‘Pawa’ is an engineer by qualification who was born in Ratnagiri but who came to Mumbai for higher studies and stayed on. He had a successful career in the machinery exports business, but his love for music often made him restless. “I was born in the idyllic Kolisare in Ratnagiri, which has lush green hills on one side and pristine virgin beaches on the other side. People here were totally disconnected from the modern world, and I grew up in a culture of folk music, folk dances and folk plays which were displayed during the Jalsa, a local fair prevalant in Konkan,” he remembers, adding that his performances at these fairs earned him the ‘Pawa’ nickname.
He claims he has an acting degree from London, and speaks with bitterness of how Bollywood shunned him because “they didn’t want to take a chance with an actor who dabbled in folk music.” Today, he says he works to further the cause of folk music in India and abroad.
Incidentally, during the recent State Elections, the BJP was said to employ around 200 folk singers to campaign for it. Says ‘Pawa’, “I want the BJP to continue its association with folk singers through scholarships, donations and other forms of support.
“Maharashtra’s zestful folk music has the power to hold the audience spellbound. Folk songs have often formed an important part of Indian movies and some of them are memorable to the day. They are melodious, tug at your heart and often end up having repeat value. While folks songs from different regions have gained mass popularity, it is the original folk singer who somewhere down the line faded into oblivion. Rarely has Bollywood rallied around any folk artiste to give them mass coverage and publicity. I think Bollywood should stop neglecting folk singers.”
At present, folk music is being practiced in the approximately 50 Kala Kendras across Maharashtra, most of them in the Marathwada region. There are around 130 travelling Tamasha troupes that perform seasonally and approximately 15 full-time troupes that perform all through the year. Nearly all of them are fighting for survival.
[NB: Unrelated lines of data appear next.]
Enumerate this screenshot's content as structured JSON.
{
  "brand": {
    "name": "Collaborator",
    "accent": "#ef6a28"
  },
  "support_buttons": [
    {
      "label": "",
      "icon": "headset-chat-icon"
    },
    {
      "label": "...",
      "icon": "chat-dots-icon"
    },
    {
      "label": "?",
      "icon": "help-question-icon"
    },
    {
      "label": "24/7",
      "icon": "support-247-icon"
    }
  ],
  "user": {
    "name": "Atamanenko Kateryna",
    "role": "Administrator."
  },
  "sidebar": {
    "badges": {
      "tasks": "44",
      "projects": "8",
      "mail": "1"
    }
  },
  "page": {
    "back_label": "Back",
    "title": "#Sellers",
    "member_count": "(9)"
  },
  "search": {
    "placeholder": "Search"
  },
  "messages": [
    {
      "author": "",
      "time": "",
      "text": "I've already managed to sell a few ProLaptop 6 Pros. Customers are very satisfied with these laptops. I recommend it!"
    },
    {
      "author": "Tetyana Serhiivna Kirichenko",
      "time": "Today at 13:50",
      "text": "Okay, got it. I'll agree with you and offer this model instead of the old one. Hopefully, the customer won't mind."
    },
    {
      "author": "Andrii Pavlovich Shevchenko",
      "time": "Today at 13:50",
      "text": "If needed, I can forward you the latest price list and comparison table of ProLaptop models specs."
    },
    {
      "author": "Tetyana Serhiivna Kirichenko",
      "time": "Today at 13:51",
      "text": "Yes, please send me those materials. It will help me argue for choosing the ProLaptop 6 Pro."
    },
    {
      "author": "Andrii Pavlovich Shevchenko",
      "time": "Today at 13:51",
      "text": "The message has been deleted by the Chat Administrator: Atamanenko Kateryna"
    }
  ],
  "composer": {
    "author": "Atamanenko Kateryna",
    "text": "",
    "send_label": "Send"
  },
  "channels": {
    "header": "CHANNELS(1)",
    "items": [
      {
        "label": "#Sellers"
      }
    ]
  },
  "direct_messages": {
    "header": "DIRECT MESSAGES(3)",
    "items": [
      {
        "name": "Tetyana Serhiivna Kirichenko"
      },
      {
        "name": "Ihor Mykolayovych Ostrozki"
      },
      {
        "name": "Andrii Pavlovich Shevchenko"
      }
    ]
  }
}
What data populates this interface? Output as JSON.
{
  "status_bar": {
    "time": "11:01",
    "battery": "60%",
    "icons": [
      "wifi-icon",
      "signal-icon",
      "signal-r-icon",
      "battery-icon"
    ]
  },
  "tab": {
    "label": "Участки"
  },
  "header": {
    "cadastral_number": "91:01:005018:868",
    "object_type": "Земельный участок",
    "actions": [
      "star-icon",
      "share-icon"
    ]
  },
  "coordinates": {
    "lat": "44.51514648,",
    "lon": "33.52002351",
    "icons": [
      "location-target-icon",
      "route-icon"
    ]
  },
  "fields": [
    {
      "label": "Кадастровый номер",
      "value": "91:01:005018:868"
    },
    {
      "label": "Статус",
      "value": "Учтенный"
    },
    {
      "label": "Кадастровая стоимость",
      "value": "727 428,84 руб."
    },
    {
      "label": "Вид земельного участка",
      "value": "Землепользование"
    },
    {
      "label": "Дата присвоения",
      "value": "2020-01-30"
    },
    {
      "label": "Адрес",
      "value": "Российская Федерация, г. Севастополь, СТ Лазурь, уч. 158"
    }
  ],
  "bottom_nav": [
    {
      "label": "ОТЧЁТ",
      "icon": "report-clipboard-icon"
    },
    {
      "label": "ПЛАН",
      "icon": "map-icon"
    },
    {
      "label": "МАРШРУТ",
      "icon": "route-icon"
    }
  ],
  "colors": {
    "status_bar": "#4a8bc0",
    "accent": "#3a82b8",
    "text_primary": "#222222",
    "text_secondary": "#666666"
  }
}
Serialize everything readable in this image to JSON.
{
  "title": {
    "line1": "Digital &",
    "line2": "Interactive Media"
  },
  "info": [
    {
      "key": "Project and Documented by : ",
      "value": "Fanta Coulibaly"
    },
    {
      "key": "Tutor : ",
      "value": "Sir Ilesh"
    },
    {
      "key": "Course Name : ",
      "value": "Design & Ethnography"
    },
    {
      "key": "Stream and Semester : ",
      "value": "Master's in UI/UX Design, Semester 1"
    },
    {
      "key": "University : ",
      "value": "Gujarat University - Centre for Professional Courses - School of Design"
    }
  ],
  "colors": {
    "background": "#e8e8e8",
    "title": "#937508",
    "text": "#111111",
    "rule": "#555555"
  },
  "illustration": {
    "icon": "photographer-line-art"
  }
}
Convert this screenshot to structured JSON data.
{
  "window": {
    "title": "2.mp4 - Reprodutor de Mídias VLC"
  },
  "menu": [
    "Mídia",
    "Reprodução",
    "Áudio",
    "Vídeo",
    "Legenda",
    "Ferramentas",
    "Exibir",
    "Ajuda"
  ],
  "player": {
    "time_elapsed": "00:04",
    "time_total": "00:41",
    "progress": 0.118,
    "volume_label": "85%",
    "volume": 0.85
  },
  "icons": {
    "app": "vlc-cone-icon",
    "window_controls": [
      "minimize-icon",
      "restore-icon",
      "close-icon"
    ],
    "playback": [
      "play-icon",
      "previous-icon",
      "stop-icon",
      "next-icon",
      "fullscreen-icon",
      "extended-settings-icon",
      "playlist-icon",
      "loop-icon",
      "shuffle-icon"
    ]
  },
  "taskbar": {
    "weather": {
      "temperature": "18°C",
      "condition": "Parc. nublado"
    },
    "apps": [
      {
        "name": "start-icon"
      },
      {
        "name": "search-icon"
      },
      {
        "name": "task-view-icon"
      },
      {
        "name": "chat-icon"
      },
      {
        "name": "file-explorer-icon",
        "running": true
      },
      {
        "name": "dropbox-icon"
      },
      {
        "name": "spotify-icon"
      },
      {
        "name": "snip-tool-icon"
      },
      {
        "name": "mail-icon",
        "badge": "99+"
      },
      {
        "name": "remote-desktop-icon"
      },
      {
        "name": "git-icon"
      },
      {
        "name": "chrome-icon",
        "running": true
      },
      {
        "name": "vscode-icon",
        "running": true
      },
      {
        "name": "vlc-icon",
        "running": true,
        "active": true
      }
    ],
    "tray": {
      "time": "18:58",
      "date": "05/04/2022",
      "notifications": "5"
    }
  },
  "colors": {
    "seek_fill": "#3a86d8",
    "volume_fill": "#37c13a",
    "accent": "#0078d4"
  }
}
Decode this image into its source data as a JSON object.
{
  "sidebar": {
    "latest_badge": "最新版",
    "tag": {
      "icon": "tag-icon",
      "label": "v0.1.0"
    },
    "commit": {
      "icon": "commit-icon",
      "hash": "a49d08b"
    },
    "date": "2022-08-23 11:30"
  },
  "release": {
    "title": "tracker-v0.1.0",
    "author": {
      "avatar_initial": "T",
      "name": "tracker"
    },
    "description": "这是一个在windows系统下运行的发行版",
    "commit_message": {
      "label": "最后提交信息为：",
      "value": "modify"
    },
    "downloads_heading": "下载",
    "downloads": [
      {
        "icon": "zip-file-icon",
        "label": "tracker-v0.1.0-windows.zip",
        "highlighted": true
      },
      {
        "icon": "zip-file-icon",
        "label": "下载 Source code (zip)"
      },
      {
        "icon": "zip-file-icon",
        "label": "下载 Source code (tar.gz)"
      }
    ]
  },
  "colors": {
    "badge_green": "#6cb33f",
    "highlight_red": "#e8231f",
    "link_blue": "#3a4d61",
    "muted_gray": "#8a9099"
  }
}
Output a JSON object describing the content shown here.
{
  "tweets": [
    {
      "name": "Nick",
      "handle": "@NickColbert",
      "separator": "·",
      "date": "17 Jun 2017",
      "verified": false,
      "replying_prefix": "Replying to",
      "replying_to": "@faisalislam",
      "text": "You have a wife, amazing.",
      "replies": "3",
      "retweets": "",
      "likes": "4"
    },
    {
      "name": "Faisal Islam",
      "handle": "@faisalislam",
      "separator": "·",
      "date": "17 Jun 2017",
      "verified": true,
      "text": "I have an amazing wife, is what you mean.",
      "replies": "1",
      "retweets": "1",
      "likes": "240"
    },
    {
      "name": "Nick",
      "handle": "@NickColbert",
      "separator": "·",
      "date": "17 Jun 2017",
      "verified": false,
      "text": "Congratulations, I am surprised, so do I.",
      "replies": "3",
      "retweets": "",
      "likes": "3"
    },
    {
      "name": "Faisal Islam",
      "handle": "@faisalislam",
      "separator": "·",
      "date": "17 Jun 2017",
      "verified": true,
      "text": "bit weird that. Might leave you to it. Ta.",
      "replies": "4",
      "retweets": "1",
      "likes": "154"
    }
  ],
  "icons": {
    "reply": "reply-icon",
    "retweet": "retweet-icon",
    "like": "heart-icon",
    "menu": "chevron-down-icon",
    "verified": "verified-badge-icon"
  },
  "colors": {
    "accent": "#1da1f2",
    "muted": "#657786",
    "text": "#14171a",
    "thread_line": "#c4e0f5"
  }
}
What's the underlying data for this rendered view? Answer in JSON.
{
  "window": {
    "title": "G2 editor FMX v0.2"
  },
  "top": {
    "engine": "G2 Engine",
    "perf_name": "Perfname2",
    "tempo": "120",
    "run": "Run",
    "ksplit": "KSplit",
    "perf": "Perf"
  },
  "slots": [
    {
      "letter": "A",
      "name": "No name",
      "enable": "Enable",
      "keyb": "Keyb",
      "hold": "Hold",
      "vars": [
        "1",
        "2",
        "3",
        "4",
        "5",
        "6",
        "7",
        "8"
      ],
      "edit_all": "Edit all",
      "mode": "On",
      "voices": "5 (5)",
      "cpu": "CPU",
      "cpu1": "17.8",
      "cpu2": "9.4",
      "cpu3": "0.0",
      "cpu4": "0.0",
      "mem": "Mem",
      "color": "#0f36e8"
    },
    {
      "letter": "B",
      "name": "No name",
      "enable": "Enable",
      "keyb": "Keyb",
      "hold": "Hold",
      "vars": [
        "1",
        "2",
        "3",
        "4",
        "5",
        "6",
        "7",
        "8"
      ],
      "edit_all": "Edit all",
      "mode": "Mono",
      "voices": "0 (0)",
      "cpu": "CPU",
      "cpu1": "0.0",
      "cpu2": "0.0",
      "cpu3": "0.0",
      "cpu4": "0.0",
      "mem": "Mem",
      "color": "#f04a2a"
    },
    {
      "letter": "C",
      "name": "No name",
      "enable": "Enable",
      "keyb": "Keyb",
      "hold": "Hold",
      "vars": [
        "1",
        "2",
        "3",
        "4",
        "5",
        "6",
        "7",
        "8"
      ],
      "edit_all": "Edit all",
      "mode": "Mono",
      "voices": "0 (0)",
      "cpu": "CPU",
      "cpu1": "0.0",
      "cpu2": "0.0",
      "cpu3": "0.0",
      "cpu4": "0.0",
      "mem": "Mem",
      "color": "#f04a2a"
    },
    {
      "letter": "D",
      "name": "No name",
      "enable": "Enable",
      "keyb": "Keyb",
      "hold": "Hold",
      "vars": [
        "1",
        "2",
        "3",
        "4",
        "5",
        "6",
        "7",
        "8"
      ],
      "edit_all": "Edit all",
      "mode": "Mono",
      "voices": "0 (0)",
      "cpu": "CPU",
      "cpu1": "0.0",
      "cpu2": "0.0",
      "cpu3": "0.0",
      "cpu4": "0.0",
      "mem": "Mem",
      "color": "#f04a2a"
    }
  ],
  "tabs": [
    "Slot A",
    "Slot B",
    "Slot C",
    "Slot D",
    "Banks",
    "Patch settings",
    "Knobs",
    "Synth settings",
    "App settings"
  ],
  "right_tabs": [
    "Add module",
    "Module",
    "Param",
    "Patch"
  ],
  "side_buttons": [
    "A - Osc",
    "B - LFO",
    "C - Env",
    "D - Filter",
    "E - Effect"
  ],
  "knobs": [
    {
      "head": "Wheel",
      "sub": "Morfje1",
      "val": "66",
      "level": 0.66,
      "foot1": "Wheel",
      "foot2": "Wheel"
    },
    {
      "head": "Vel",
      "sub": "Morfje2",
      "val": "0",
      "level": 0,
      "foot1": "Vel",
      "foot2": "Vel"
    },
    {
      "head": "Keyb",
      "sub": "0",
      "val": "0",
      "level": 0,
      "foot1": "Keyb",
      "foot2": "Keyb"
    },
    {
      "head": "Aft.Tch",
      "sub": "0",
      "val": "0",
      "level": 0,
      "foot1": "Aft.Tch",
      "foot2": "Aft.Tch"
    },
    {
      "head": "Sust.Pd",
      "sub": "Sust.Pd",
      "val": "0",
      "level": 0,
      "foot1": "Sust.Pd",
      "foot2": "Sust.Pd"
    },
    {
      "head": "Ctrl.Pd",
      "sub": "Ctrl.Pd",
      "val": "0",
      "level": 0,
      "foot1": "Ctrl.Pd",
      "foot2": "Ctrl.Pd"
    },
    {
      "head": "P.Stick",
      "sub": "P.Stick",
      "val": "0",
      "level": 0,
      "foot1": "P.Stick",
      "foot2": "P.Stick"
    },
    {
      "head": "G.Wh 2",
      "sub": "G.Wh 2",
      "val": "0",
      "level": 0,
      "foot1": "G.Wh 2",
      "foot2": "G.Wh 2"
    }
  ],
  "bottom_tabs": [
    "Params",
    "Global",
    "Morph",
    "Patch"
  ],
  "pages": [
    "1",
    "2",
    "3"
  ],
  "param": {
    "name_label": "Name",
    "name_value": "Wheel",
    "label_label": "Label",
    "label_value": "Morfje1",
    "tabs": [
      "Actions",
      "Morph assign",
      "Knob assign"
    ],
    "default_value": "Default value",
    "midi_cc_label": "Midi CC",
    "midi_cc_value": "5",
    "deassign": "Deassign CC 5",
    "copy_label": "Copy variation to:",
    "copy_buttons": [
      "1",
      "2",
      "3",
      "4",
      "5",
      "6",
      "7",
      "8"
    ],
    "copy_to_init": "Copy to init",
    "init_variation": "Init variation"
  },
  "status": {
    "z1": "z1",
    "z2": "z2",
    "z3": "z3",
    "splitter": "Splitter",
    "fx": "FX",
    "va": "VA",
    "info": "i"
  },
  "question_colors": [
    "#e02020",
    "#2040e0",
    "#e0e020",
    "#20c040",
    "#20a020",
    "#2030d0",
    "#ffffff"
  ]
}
“The modern film viewer has a warped and skewed notion of folk music as most of it is fed by what various regional and national movie industries are churning out. For example, for the viewer, a Lavani is just another item number adding masala to a movie. To add insult to injury, these dances are performed by mainstream actresses, as no one wants to cast the women who have lived and breathed this dance for centuries,” ‘Pawa’ fumes.
Ask him if anybody’s really interested in folk music these days, and he says, “Of course people are interested, they just need to be exposed to folk music. I have my own band, and we have taken Jhamela all across India and even abroad. We use traditional instruments like harmonium and dholki while staging our folk songs and plays. People love the simplicity associated with our songs which we use to denote the great complexities that human life deals with regularly.”
‘Pawa’ says he hopes his film will find resonance even among the urban viewers. “We need to make our folk music, and our folk artistes, more mainstream,” he says. “It is unfortunate that so many are living in oblivion and poverty.”